Are You Immune to Botox?
Published Oct 14, 2011
More and more young people are turning to Botox (Kim Kardashian did it on TV!) accepting the risk of putting chemicals into their bodies, and paying a high price for perfect faces, but could Botox suddenly stop working after a few years of treatments? We spoke with dermatologist Macrene Alexiades-Armenakas, M.D., Ph.D., to find out whether too many Botox injections can make you immune to its ability to reduce fine lines and wrinkles— and how it can happen.
"Studies have indicated that if people are injected with dosages of 100 units of Botox or more, the body will start to react against the product and increase antibody production," says Dr. Alexiades. "This means that after subsequent injections, the Botox will stop working.

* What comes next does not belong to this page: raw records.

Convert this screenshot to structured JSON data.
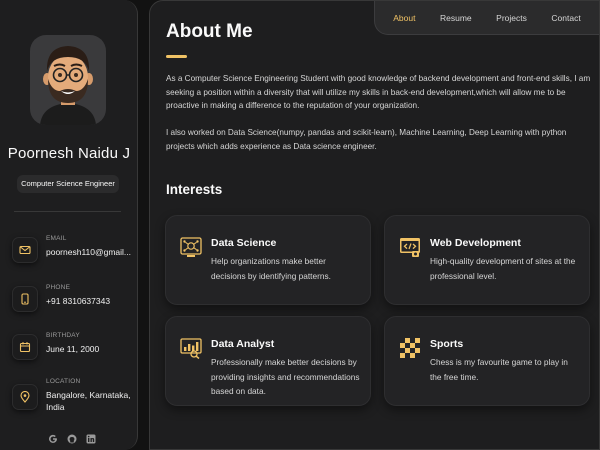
{
  "profile": {
    "name": "Poornesh Naidu J",
    "title": "Computer Science Engineer",
    "avatar_icon": "memoji-avatar"
  },
  "contacts": [
    {
      "icon": "mail-icon",
      "label": "EMAIL",
      "value": "poornesh110@gmail..."
    },
    {
      "icon": "phone-icon",
      "label": "PHONE",
      "value": "+91 8310637343"
    },
    {
      "icon": "calendar-icon",
      "label": "BIRTHDAY",
      "value": "June 11, 2000"
    },
    {
      "icon": "location-pin-icon",
      "label": "LOCATION",
      "value": "Bangalore, Karnataka, India"
    }
  ],
  "social": [
    "google-icon",
    "github-icon",
    "linkedin-icon"
  ],
  "nav": {
    "items": [
      {
        "label": "About",
        "active": true
      },
      {
        "label": "Resume",
        "active": false
      },
      {
        "label": "Projects",
        "active": false
      },
      {
        "label": "Contact",
        "active": false
      }
    ]
  },
  "about": {
    "title": "About Me",
    "paragraph1": "As a Computer Science Engineering Student with good knowledge of backend development and front-end skills, I am seeking a position within a diversity that will utilize my skills in back-end development,which will allow me to be proactive in making a difference to the reputation of your organization.",
    "paragraph2": "I also worked on Data Science(numpy, pandas and scikit-learn), Machine Learning, Deep Learning with python projects which adds experience as Data science engineer."
  },
  "interests": {
    "title": "Interests",
    "items": [
      {
        "icon": "data-science-icon",
        "title": "Data Science",
        "text": "Help organizations make better decisions by identifying patterns."
      },
      {
        "icon": "web-development-icon",
        "title": "Web Development",
        "text": "High-quality development of sites at the professional level."
      },
      {
        "icon": "data-analyst-icon",
        "title": "Data Analyst",
        "text": "Professionally make better decisions by providing insights and recommendations based on data."
      },
      {
        "icon": "sports-chess-icon",
        "title": "Sports",
        "text": "Chess is my favourite game to play in the free time."
      }
    ]
  },
  "colors": {
    "accent": "#f0c265",
    "background": "#121212",
    "panel": "#1e1e1f",
    "card": "#232325"
  }
}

Muscles will start to recover rapidly, and the muscles that you injected won't react the way they did the first time."
This immunity won't happen overnight, and the frequency of the injections determinse when a person will become immune to them. But why does it take a few months or years? "As the antibody levels rise, more and more of the Botox is inactivated before it has a chance to be absorbed into the nerve endings," says Dr. Alexiades. "As a result, with each re-injection, the Botox takes less and less effect and the muscles recover more and more rapidly."

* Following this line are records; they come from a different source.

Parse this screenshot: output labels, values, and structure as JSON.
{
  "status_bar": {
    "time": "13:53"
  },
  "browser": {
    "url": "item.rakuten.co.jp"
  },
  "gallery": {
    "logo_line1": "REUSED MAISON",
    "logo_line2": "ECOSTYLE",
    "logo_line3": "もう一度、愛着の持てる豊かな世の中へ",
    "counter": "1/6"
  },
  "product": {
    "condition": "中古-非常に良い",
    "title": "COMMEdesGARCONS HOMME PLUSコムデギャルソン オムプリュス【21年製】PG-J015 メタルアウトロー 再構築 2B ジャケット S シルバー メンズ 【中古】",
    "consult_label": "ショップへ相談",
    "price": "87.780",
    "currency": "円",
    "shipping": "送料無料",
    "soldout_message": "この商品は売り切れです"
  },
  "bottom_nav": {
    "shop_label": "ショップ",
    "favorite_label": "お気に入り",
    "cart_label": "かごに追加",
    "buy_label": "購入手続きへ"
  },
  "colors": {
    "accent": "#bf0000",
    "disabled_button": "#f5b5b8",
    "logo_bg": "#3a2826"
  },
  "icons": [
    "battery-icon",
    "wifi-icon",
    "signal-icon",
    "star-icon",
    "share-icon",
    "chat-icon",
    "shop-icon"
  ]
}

For this reason people are turning to other methods and types of injections. "I have found that if someone is immune to Botox, they do respond to the shorter version of botulinum toxin A, the newer Dysport," says Dr. Alexiades. "Dysport is a shorter protein and often works in people who are unresponsive to Botox. Another type of Botox, Xeomin, has just been approved by the FDA and will offer yet another alternative."